20.1 Introduction 479

20.2 The Tabular Representation of Text: Term-Document Matrix and "Bag-of-Words" 480

20.3 Bag-of-Words vs. Meaning Extraction at Document Level 481

20.4 Preprocessing the Text 482

Tokenization 484

Text Reduction 485

Presence/Absence vs. Frequency 487

Term Frequency-Inverse Document Frequency (TF-IDF) 487

From Terms to Concepts: Latent Semantic Indexing 488

Extracting Meaning 489

20.5 Implementing Data Mining Methods 489

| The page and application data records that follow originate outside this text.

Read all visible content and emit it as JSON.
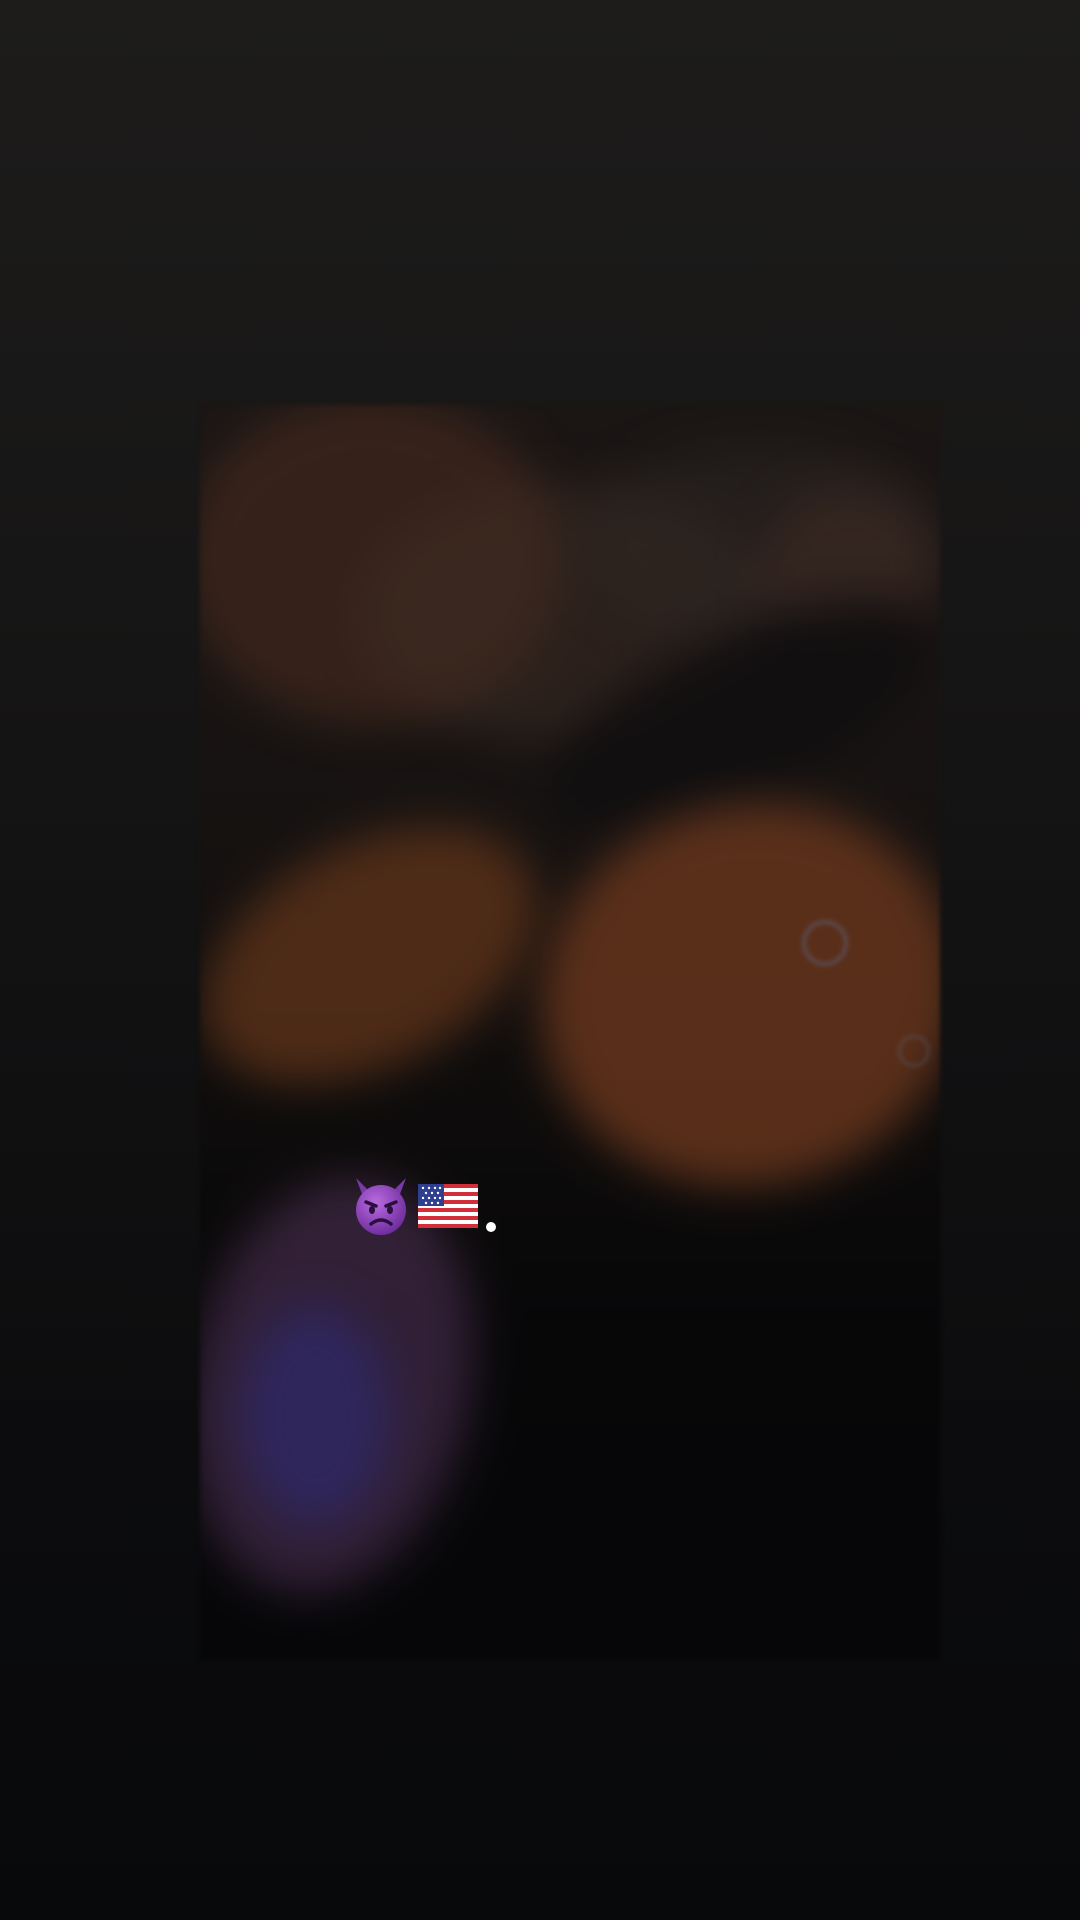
{
  "screen": {
    "background_color": "#0e0e0f"
  },
  "media": {
    "type": "blurred-video-frame",
    "tint": "dark"
  },
  "caption": {
    "icons": [
      "smiling-face-with-horns-emoji",
      "us-flag-emoji"
    ],
    "trailing_dot_color": "#ffffff"
  }
}
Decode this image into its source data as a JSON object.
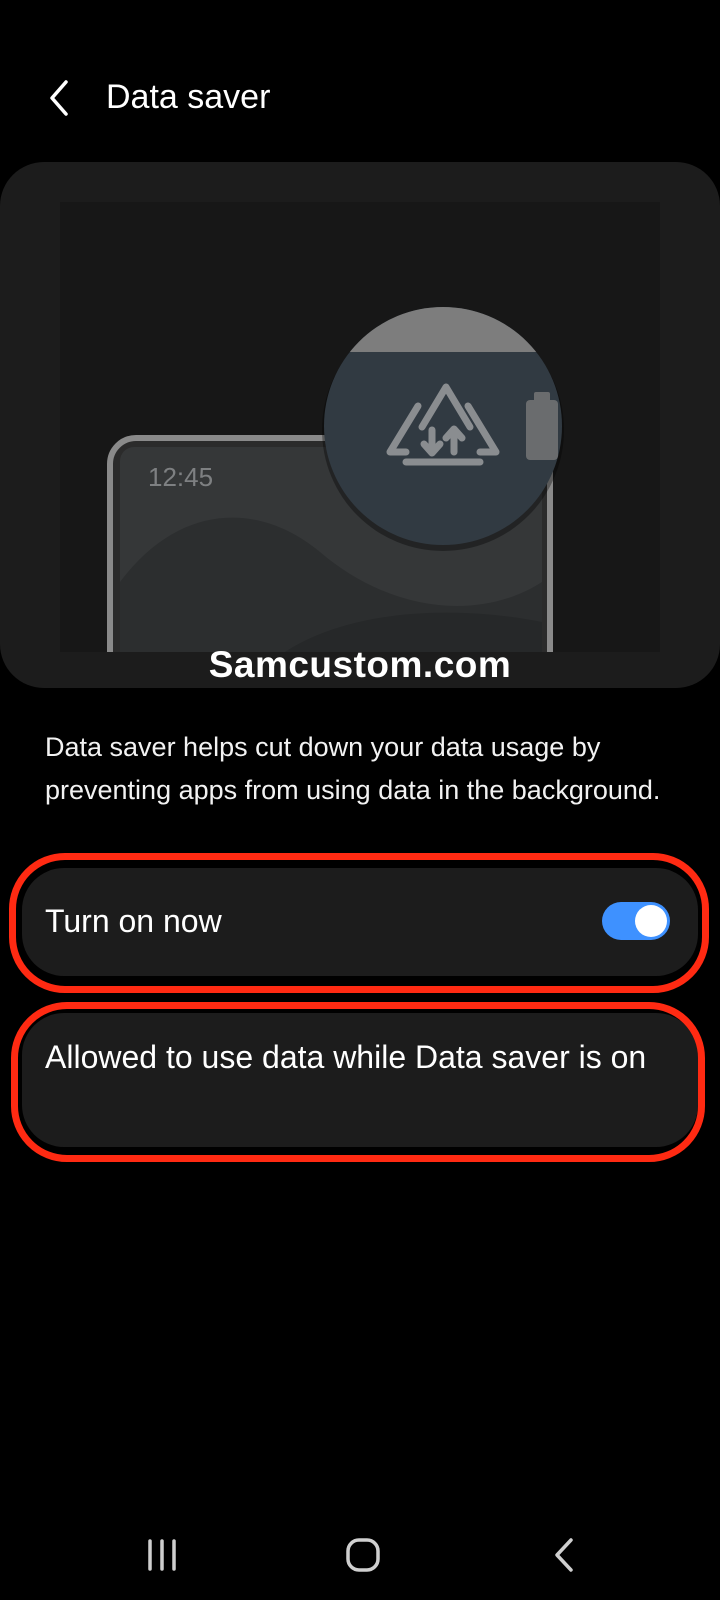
{
  "header": {
    "title": "Data saver",
    "back_icon": "chevron-left-icon"
  },
  "illustration": {
    "clock": "12:45",
    "center_icon": "data-saver-icon",
    "side_icon": "battery-icon",
    "watermark": "Samcustom.com"
  },
  "description": "Data saver helps cut down your data usage by preventing apps from using data in the background.",
  "settings": {
    "turn_on_label": "Turn on now",
    "turn_on_state": true,
    "allowed_label": "Allowed to use data while Data saver is on"
  },
  "navbar": {
    "recents_icon": "recents-icon",
    "home_icon": "home-icon",
    "back_icon": "nav-back-icon"
  },
  "colors": {
    "accent": "#3e91ff",
    "highlight": "#ff2a12",
    "card": "#1c1c1c",
    "background": "#000000"
  }
}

20.6 Example: Online Discussions on Autos and Electronics 490

Importing and Labeling the Records 490

Text Preprocessing in R 491

Producing a Concept Matrix 491

Fitting a Predictive Model 492

Prediction 492

20.7 Summary 494

Problems 495

PART VIII CASES

CHAPTER 21 Cases 499

21.1 Charles Book Club 499

The Book Industry 499

Database Marketing at Charles 500

Data Mining Techniques 502

Assignment 504

21.2 German Credit 505

Background 505

Data 506

Assignment 507

21.3 Tayko Software Cataloger 510

Background 510

The Mailing Experiment 510

Data 510

Assignment 512

21.4 Political Persuasion 513

Background 513

Predictive Analytics Arrives in US Politics 513

Political Targeting 514

Uplift 514

Data 515

Assignment 516

21.5 Taxi Cancellations 517

Business Situation 517

Assignment 517

21.6 Segmenting Consumers of Bath Soap 518

Business Situation 518

Key Problems 519

Data 519

Measuring Brand Loyalty 519

Assignment 521

21.7 Direct-Mail Fundraising 521

Background 521

Data 522

Assignment 523

21.8 Catalog Cross-Selling 524

Background 524

Assignment 524

21.9 Predicting Bankruptcy 525

Predicting Corporate Bankruptcy 525

Assignment 526

21.10 Time Series Case: Forecasting Public Transportation Demand 528

Background 528

Problem Description 528

Available Data 528

Assignment Goal 528

Assignment 529

Tips and Suggested Steps 529

References 531

Data Files Used in the Book 533

Index 535

Peter C. Bruce is President and Founder of the Institute for Statistics Education at Statistics.com. He has written multiple journal articles and is the developer of Resampling Stats software. He is the author of Introductory Statistics and Analytics: A Resampling Perspective (Wiley) and co-author of Practical Statistics for Data Scientists: 50 Essential Concepts (O'Reilly).

Inbal Yahav, PhD, is Professor at the Graduate School of Business Administration at Bar-Ilan University, Israel. She teaches courses in social network analysis, advanced research methods, and software quality assurance. Dr. Yahav received her PhD in Operations Research and Data Mining from the University of Maryland, College Park.

Nitin R. Patel, PhD, is Chairman and cofounder of Cytel, Inc., based in Cambridge, Massachusetts. A Fellow of the American Statistical Association, Dr. Patel has also served as a Visiting Professor at the Massachusetts Institute of Technology and at Harvard University. He is a Fellow of the Computer Society of India and was a professor at the Indian Institute of Management, Ahmedabad, for 15 years.

Kenneth C. Lichtendahl, Jr., PhD, is Associate Professor at the University of Virginia. He is the Eleanor F. and Phillip G. Rust Professor of Business Administration and teaches MBA courses in decision analysis, data analysis and optimization, and managerial quantitative analysis. He also teaches executive education courses in strategic analysis and decision-making, and managing the corporate aviation function.